Whenever the string "html" turns up in a line of the data below, copy that line.

[Dataset items]
* * * * *
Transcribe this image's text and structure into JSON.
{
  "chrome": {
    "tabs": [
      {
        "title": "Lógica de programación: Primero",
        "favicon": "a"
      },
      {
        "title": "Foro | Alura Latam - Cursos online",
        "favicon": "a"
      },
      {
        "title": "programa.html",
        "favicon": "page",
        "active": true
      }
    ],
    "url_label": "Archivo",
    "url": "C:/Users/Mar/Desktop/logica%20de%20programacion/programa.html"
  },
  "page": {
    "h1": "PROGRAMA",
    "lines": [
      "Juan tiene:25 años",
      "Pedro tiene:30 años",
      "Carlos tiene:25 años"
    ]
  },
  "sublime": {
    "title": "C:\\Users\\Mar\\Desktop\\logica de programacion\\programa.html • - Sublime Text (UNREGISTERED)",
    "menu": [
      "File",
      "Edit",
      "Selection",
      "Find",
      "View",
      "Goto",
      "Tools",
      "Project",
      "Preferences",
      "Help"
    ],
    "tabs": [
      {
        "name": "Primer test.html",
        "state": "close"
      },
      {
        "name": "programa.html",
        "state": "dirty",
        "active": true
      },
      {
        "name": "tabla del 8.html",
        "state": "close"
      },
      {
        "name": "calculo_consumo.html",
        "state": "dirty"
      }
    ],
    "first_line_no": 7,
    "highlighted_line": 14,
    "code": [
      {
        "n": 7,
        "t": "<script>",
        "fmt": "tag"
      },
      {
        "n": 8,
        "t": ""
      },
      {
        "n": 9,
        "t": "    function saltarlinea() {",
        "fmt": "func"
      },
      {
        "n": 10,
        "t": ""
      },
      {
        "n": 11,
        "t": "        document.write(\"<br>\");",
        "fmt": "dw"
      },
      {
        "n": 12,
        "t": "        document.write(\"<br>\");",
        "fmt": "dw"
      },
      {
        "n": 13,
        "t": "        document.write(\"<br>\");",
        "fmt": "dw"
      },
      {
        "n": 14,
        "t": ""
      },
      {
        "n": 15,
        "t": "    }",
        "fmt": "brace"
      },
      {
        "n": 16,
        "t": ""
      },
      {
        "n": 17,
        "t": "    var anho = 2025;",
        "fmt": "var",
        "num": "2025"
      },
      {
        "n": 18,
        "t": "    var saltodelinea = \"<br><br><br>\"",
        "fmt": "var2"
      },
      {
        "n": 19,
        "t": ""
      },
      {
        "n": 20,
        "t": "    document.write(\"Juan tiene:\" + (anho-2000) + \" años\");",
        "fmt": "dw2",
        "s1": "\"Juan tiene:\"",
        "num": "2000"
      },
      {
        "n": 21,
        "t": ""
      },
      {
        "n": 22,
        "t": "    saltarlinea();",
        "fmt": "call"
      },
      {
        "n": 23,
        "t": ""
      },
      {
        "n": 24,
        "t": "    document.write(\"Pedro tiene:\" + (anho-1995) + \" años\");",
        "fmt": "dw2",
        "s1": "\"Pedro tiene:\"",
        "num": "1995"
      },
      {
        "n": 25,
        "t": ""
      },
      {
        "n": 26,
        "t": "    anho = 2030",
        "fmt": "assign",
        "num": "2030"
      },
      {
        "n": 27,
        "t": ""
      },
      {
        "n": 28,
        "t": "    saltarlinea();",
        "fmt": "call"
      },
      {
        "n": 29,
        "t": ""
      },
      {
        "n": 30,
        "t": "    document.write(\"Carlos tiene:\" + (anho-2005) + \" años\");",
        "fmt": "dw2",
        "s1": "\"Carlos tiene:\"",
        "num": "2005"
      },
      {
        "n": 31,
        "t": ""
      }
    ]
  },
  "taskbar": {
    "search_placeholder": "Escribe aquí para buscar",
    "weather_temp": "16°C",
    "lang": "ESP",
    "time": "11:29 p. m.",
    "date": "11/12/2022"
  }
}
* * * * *
TASK ANSWER ::
        "title": "programa.html",
    "url": "C:/Users/Mar/Desktop/logica%20de%20programacion/programa.html"
    "title": "C:\\Users\\Mar\\Desktop\\logica de programacion\\programa.html • - Sublime Text (UNREGISTERED)",
        "name": "Primer test.html",
        "name": "programa.html",
        "name": "tabla del 8.html",
        "name": "calculo_consumo.html",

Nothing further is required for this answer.